The task:
Anywhere the string "photo" shows up in the listing below, copy the line it is in.

The data:

━━━━━━━━━━

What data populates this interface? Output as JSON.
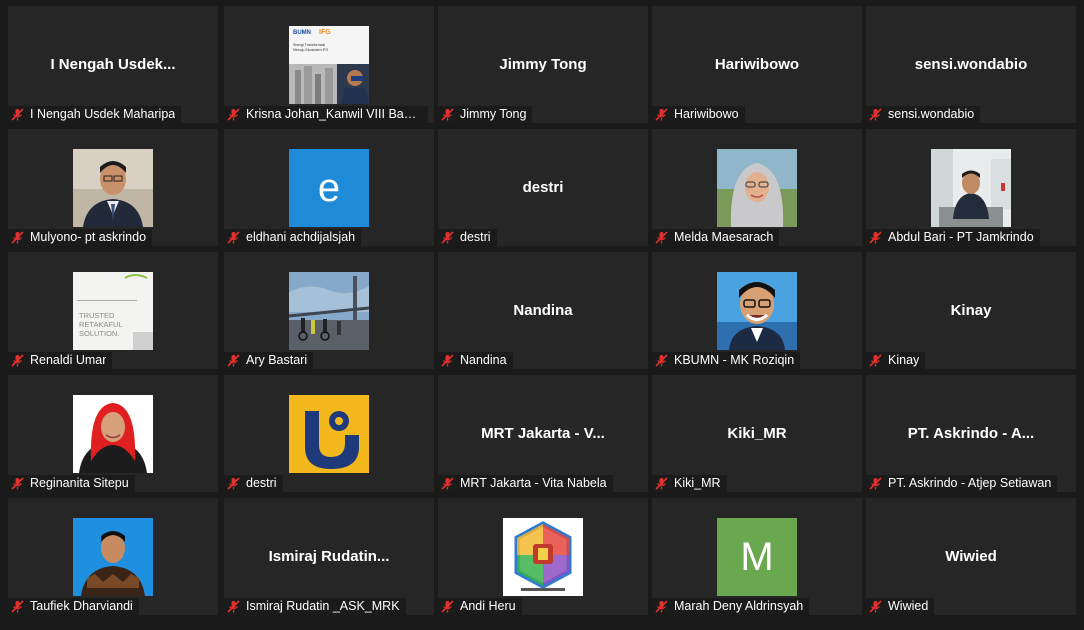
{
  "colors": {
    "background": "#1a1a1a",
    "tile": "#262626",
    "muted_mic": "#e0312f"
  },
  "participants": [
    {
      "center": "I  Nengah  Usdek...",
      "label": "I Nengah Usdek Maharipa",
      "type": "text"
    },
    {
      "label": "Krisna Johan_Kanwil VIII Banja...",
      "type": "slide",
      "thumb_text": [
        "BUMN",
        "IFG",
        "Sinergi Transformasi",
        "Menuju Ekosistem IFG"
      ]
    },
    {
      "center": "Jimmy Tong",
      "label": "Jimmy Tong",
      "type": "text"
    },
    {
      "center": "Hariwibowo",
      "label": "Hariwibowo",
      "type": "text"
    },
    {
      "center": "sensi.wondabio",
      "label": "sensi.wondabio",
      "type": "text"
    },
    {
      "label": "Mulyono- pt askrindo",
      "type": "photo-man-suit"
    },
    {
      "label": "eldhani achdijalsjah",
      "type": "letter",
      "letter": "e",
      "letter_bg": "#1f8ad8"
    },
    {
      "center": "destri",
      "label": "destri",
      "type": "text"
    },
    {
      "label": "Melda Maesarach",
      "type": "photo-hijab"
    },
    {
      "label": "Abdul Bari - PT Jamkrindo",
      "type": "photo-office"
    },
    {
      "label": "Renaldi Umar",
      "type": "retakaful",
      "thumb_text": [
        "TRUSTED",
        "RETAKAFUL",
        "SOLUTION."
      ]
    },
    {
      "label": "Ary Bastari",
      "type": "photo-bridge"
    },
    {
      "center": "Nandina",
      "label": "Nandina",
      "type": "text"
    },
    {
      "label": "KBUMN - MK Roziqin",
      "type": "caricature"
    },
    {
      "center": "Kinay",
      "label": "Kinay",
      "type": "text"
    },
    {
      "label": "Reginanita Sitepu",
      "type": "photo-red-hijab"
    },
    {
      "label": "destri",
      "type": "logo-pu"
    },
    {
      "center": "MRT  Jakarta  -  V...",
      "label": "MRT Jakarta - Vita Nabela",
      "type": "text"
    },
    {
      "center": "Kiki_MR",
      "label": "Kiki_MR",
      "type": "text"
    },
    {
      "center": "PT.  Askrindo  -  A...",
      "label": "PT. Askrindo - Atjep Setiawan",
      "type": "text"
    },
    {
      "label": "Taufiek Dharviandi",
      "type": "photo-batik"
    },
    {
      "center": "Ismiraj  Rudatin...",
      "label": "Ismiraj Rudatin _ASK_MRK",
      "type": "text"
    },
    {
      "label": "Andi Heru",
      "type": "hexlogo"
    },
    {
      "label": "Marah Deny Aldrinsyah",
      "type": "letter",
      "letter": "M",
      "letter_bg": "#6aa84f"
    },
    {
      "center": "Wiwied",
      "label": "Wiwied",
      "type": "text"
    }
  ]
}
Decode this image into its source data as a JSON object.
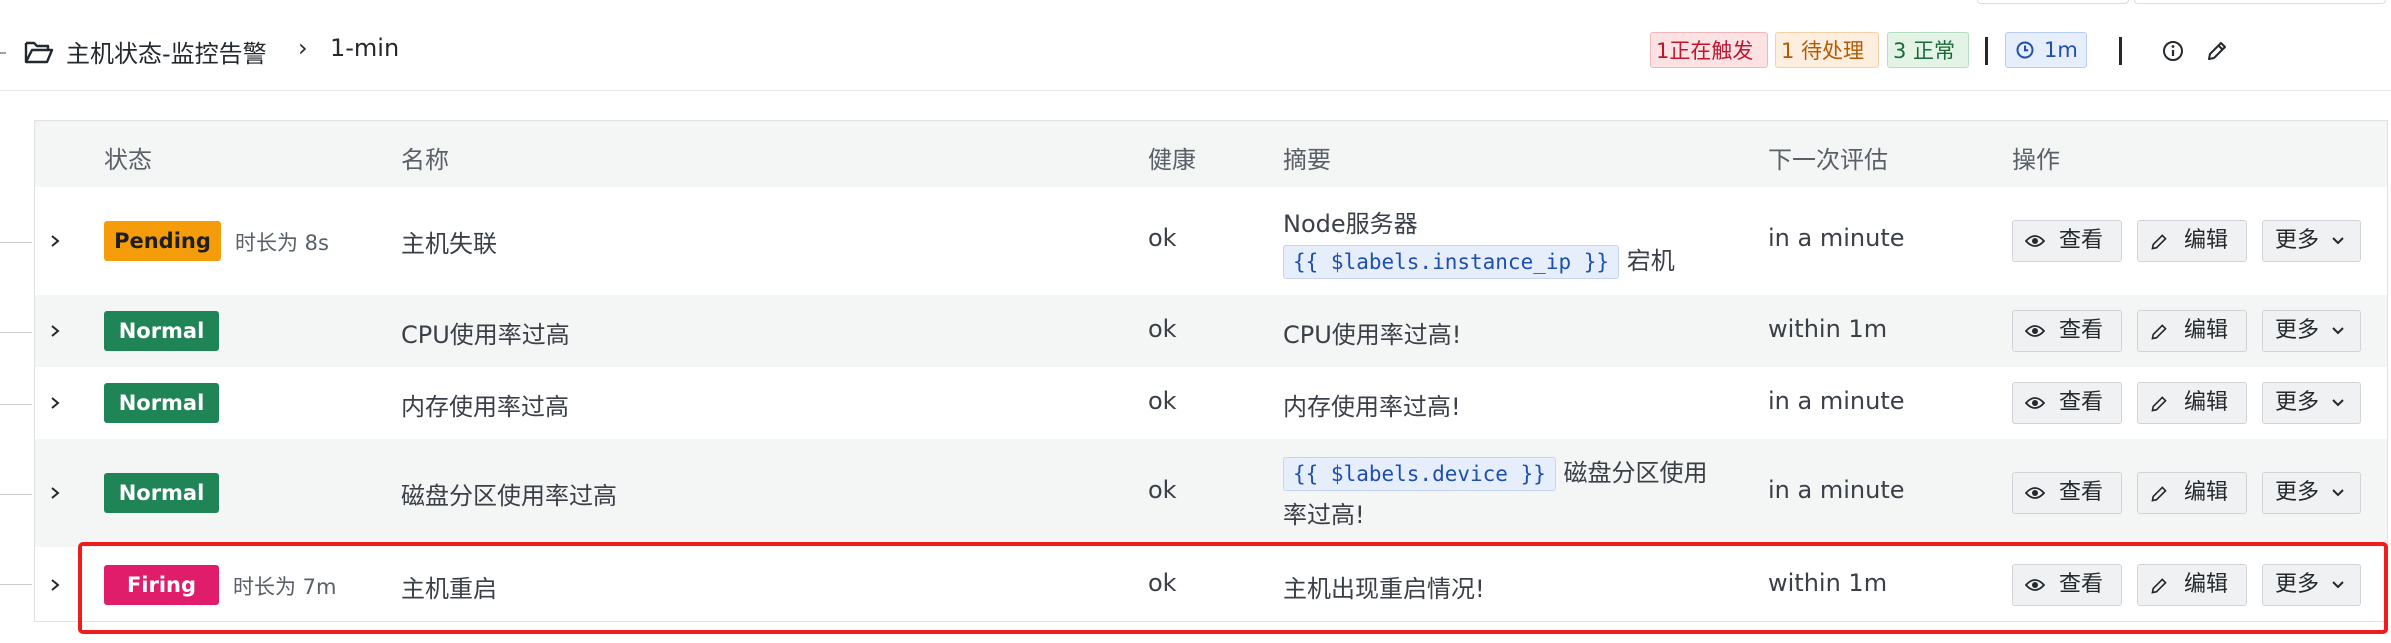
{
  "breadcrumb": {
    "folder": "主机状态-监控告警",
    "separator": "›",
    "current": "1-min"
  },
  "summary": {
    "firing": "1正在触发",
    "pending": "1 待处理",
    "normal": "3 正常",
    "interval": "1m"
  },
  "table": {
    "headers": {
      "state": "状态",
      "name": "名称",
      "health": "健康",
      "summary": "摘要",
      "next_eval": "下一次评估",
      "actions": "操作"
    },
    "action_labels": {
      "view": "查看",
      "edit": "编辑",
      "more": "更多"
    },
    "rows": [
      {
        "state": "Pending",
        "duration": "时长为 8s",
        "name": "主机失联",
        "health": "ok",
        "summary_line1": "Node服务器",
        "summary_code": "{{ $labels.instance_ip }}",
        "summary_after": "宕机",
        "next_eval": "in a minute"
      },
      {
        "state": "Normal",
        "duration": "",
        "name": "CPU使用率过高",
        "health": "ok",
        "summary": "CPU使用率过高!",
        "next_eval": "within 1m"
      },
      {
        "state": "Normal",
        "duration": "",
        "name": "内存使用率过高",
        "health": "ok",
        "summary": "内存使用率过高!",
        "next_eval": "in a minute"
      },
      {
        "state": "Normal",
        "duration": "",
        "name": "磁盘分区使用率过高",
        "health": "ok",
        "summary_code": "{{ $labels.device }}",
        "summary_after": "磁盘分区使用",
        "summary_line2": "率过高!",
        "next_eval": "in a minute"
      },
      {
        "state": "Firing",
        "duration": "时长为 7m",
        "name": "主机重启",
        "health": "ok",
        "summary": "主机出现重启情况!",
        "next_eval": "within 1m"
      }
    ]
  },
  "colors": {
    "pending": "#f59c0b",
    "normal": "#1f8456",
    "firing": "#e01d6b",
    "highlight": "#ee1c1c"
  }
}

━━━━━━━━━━

Result for this task:
      "type": "photo-man-suit"
      "type": "photo-hijab"
      "type": "photo-office"
      "type": "photo-bridge"
      "type": "photo-red-hijab"
      "type": "photo-batik"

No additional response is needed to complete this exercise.